Determine how many lines in the entries below contain "questa", and output that number alone.

Data excerpts:
▬▬▬▬▬▬▬▬▬▬

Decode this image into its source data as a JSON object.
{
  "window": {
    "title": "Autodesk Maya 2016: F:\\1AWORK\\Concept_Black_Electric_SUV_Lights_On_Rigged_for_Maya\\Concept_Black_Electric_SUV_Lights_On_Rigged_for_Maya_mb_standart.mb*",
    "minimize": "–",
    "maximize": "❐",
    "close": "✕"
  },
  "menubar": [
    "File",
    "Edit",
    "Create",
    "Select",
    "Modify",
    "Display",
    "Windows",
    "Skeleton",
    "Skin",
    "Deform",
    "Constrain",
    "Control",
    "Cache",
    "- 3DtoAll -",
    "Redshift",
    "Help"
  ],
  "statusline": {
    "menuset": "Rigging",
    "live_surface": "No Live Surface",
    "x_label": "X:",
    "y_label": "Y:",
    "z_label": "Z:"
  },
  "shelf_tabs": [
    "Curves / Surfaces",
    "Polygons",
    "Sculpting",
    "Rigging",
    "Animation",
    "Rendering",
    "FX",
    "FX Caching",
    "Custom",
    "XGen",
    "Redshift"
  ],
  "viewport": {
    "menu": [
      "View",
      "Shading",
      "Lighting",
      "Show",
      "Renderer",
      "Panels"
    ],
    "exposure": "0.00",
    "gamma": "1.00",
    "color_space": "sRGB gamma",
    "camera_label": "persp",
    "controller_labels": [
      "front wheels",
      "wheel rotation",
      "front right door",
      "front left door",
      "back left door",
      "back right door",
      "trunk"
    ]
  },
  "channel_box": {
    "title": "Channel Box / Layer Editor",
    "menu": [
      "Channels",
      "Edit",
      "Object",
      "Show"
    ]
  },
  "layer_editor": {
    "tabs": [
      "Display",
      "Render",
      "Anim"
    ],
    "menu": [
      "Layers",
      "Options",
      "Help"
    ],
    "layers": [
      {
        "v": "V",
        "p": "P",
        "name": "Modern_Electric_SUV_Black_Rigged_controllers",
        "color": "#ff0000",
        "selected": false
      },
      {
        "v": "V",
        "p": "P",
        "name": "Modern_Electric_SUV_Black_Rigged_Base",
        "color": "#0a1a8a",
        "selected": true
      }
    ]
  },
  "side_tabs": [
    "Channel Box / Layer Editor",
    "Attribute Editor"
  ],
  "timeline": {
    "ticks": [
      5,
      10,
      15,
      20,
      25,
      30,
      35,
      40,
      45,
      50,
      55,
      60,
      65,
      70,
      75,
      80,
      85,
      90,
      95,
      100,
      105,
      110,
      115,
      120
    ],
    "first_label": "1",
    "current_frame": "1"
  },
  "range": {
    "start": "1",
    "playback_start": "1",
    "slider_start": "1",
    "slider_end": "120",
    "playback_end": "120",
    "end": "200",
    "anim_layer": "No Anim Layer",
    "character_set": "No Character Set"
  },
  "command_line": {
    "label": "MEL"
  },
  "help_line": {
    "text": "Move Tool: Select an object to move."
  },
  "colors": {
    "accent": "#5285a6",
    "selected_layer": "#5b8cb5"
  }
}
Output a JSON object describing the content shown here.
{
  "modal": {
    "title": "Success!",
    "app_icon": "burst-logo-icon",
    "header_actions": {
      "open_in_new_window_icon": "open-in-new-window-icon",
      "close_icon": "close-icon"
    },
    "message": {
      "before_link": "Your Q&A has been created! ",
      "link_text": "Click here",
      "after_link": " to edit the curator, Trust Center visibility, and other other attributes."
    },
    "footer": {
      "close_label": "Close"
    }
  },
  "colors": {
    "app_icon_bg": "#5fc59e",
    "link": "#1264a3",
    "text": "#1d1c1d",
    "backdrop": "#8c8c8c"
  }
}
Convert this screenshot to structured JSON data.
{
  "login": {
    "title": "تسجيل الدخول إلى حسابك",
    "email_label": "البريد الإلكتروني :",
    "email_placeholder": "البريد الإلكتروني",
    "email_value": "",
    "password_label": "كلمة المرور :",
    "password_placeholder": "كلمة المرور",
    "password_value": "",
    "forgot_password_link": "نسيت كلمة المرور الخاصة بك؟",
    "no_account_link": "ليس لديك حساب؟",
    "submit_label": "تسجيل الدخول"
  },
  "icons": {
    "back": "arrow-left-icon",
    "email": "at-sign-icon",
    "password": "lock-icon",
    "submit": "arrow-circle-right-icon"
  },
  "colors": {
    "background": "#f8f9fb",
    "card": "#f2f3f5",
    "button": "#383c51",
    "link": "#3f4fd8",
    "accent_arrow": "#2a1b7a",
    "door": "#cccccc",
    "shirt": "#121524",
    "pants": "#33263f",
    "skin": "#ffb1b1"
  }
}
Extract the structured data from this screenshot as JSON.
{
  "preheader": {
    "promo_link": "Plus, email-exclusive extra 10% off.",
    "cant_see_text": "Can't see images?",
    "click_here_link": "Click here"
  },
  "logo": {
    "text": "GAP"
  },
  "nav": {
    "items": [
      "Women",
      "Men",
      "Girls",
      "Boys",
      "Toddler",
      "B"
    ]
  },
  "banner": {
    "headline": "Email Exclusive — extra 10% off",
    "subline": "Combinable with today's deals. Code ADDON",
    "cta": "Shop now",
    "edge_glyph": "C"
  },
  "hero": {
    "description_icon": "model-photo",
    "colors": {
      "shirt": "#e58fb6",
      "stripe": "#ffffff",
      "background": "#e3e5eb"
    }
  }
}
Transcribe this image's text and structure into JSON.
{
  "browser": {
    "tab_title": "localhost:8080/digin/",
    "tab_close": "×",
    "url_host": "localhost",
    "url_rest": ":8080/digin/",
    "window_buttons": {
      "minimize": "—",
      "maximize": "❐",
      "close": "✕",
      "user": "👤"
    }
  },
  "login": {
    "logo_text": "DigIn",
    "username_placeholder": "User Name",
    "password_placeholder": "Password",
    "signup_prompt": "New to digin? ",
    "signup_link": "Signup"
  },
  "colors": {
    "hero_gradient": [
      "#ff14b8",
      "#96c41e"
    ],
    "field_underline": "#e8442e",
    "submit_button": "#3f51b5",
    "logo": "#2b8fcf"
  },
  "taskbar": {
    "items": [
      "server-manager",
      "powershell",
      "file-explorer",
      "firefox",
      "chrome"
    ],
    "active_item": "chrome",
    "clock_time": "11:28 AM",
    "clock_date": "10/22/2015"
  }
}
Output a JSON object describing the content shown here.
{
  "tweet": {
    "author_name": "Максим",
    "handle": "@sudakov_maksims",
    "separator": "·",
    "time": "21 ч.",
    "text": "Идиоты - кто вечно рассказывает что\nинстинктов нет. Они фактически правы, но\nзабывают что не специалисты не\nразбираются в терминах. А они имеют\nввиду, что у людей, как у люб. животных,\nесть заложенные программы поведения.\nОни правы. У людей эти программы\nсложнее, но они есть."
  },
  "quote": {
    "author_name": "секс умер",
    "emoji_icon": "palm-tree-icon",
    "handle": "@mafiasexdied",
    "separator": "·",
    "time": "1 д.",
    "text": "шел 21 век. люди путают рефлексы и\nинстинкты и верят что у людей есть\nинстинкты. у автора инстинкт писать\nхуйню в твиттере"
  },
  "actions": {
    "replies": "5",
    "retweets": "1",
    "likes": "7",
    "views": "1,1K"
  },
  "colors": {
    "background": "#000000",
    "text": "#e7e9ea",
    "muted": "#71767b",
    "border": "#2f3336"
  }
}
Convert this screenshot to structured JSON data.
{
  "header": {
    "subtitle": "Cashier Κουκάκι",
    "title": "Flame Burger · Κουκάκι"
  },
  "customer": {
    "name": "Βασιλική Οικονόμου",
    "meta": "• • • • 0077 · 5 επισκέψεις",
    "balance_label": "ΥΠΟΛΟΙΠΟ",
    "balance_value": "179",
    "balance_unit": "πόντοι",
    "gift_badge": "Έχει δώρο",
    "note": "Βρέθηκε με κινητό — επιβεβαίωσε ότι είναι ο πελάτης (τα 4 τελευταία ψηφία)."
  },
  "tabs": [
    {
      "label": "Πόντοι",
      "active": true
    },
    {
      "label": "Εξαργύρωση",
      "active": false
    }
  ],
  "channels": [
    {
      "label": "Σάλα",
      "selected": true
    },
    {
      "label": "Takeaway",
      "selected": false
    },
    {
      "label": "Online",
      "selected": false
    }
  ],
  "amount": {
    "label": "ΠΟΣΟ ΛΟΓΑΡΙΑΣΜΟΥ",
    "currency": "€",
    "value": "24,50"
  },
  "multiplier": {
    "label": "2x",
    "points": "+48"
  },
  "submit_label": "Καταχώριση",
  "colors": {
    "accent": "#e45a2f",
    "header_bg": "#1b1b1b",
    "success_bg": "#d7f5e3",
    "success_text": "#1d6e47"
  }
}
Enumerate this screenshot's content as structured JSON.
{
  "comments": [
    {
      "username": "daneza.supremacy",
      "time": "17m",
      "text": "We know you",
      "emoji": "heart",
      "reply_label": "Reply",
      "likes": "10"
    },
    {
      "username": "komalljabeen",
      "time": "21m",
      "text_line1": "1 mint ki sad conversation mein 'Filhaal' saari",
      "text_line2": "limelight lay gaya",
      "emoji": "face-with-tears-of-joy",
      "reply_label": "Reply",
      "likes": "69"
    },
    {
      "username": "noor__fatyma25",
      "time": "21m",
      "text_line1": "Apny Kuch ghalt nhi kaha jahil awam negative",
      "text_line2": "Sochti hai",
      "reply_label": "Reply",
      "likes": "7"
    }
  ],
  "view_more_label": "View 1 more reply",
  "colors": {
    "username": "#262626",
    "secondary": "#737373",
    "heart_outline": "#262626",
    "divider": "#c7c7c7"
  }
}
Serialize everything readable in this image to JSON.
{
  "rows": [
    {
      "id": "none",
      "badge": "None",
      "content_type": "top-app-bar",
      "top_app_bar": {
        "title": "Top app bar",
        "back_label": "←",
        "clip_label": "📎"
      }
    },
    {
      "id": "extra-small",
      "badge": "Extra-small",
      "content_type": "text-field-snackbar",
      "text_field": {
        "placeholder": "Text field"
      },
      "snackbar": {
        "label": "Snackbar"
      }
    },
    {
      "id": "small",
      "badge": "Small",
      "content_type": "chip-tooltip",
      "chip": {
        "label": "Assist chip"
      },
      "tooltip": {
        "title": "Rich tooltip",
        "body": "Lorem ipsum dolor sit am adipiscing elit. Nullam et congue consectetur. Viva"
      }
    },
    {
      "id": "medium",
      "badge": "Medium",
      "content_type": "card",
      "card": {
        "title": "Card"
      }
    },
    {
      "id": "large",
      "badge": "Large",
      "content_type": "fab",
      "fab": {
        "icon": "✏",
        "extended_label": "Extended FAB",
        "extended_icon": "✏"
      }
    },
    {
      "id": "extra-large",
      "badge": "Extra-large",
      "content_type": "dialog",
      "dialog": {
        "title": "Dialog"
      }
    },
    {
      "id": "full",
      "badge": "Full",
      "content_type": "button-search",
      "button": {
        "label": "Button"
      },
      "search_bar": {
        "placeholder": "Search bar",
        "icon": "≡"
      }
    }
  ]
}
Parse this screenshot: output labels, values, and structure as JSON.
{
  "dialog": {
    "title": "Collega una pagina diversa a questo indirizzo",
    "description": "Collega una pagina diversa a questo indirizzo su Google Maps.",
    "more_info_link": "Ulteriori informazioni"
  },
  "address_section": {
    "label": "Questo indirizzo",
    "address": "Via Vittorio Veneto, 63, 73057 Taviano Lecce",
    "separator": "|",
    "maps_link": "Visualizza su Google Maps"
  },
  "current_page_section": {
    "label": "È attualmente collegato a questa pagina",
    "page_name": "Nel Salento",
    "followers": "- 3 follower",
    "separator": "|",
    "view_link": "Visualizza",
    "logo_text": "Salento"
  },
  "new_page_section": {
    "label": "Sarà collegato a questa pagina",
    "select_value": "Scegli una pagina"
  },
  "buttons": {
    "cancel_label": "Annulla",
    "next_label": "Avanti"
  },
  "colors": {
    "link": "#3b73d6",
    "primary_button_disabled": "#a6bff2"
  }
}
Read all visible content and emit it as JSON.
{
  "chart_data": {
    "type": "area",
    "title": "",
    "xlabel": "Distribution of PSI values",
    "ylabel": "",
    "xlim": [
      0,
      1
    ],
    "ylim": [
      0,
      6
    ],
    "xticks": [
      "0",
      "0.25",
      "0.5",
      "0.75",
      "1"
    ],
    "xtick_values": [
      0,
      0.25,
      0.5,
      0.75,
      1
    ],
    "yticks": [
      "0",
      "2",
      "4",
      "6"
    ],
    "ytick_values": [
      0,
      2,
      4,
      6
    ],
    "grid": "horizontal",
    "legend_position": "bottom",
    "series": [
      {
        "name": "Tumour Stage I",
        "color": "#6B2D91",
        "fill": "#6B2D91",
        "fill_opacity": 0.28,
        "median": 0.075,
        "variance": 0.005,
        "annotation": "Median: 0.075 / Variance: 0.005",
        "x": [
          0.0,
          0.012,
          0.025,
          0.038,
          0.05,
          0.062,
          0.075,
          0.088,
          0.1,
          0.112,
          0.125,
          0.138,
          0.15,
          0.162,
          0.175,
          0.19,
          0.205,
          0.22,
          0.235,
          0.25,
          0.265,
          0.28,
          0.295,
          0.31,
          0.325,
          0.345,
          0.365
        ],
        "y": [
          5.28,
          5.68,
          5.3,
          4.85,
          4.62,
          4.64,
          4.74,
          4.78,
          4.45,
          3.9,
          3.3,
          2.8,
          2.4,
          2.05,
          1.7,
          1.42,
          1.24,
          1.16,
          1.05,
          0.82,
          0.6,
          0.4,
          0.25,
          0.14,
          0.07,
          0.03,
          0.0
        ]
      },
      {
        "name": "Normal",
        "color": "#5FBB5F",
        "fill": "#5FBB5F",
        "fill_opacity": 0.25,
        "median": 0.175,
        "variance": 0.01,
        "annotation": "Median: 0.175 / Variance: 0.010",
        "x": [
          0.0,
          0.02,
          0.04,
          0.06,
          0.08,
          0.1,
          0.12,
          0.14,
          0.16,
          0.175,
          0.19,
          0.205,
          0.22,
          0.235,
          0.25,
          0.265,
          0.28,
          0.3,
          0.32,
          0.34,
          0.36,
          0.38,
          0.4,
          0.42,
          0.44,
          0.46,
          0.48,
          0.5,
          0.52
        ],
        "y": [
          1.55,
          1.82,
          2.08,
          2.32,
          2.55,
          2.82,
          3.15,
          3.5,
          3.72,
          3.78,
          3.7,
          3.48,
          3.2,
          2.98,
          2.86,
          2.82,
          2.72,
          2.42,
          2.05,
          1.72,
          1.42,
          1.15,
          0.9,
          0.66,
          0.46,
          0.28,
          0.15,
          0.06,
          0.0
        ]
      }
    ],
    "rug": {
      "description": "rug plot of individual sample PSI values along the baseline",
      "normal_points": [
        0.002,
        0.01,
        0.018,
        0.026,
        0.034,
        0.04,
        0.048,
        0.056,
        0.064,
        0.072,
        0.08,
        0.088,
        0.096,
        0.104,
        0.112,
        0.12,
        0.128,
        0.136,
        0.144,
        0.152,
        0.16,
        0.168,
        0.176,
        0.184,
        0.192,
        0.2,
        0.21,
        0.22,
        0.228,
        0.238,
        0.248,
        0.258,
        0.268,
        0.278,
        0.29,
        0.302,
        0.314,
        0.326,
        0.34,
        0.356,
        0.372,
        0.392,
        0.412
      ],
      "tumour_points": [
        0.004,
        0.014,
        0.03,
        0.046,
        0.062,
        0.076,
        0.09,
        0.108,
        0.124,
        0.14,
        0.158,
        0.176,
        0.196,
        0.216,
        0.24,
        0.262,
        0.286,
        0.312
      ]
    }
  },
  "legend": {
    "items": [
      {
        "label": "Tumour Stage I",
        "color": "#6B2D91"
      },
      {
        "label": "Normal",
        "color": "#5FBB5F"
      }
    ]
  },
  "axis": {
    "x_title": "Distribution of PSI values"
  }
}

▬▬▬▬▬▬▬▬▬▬

# EXERCISE ANSWER
2